Humans exposed to Mycobacterium tuberculosis (Mtb) show variation in susceptibility to infection and differences in tuberculosis (TB) disease outcome. Toll-like receptor 9 (TLR9) is a pattern recognition receptor that mediates recognition of Mtb and modulates Mtb-specific T-cell responses. Using a case-population design, we evaluated whether single nucleotide polymorphisms (SNPs) in the TLR9 gene region are associated with susceptibility to pulmonary or meningeal TB as well as neurologic presentation and mortality in the meningeal TB group. In a discovery cohort (n = 352 cases, 382 controls), three SNPs were associated with TB (all forms, p < 0.05) while three additional SNPs neared significance (0.05 < p < 0.1). When these six SNPs were evaluated in a validation cohort (n = 339 cases, 367 controls), one was significant (rs352142) while another neared significance (rs352143). When the cohorts were combined, rs352142 was most strongly associated with meningeal tuberculosis (dominant model; p = 0.0002, OR 2.36, CI 1.43-3.87) while rs352143 was associated with pulmonary tuberculosis (recessive model; p = 0.006, OR 5.3, CI 1.26-31.13). None of the SNPs were associated with mortality. This is the first demonstration of an association between a TLR9 gene region SNP and tuberculous meningitis. In addition, this extends previous findings that support associations of TLR9 SNPs with pulmonary tuberculosis. © 2015 Elsevier Ltd. All rights reserved. Source
Thuong N.T.T.,Cornell University |
Hawn T.R.,University of Washington |
Chau T.T.H.,Hospital for Tropical Diseases |
Bang N.D.,Pham Ngoc Thach Hospital for Tuberculosis and Lung Disease |

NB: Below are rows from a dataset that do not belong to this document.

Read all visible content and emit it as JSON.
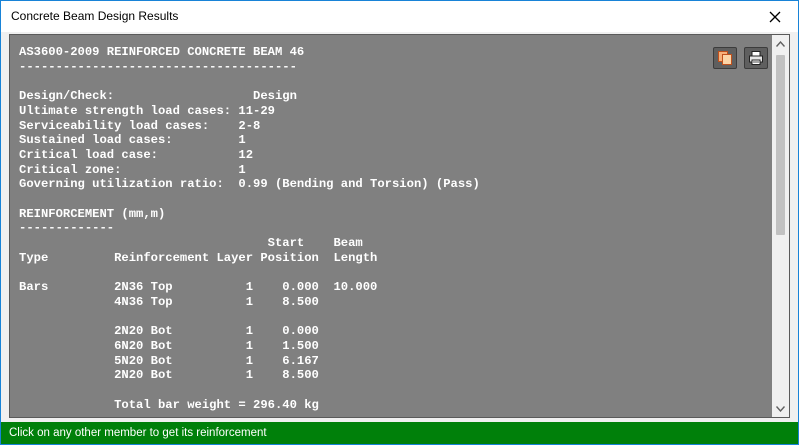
{
  "window": {
    "title": "Concrete Beam Design Results"
  },
  "report": {
    "text": "AS3600-2009 REINFORCED CONCRETE BEAM 46\n--------------------------------------\n\nDesign/Check:                   Design\nUltimate strength load cases: 11-29\nServiceability load cases:    2-8\nSustained load cases:         1\nCritical load case:           12\nCritical zone:                1\nGoverning utilization ratio:  0.99 (Bending and Torsion) (Pass)\n\nREINFORCEMENT (mm,m)\n-------------\n                                  Start    Beam\nType         Reinforcement Layer Position  Length\n\nBars         2N36 Top          1    0.000  10.000\n             4N36 Top          1    8.500\n\n             2N20 Bot          1    0.000\n             6N20 Bot          1    1.500\n             5N20 Bot          1    6.167\n             2N20 Bot          1    8.500\n\n             Total bar weight = 296.40 kg"
  },
  "toolbar": {
    "copy_icon": "copy-icon",
    "print_icon": "print-icon"
  },
  "status": {
    "text": "Click on any other member to get its reinforcement"
  },
  "colors": {
    "report_bg": "#808080",
    "status_bg": "#00800a",
    "border": "#1883d7"
  }
}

And 9 more authors.
Genes and Immunity | Year: 2012
Although host genetics influences susceptibility to Mycobacterium tuberculosis, the human genes regulating pathogenesis remain largely unknown. We used M. tuberculosis-stimulated macrophage gene expression profiling in conjunction with a case-control genetic association study to discover epiregulin (EREG), as a novel candidate tuberculosis (TB) susceptibility gene. Using a genome-wide association study dataset, we found that among the 21 genes with greater than 50-fold induction, EREG had the most polymorphisms associated with TB. We genotyped haplotype-tagging polymorphisms in discovery (N=337 cases, N=380 controls) and validation (N=332 cases) datasets and an EREG polymorphism (rs7675690) was associated with susceptibility to TB (genotypic comparison; corrected P=0.00007). rs7675690 was also associated more strongly with infections caused by the Beijing lineage of M. tuberculosis when compared with non-Beijing strains (controls vs Beijing, OR 7.81, P=8.7 × 10 -5; non-Beijing, OR 3.13, P=0.074). Furthermore, EREG expression was induced in monocytes and peripheral blood mononuclear cells stimulated with M. tuberculosis as well as TLR4 and TLR2/1/6 ligands. In murine macrophages, EREG expression induced by M. tuberculosis was MYD88- and TLR2-dependent. Together, these data provide the first evidence for an important role for EREG as a susceptibility gene for human TB. © 2012 Macmillan Publishers Limited All rights reserved. Source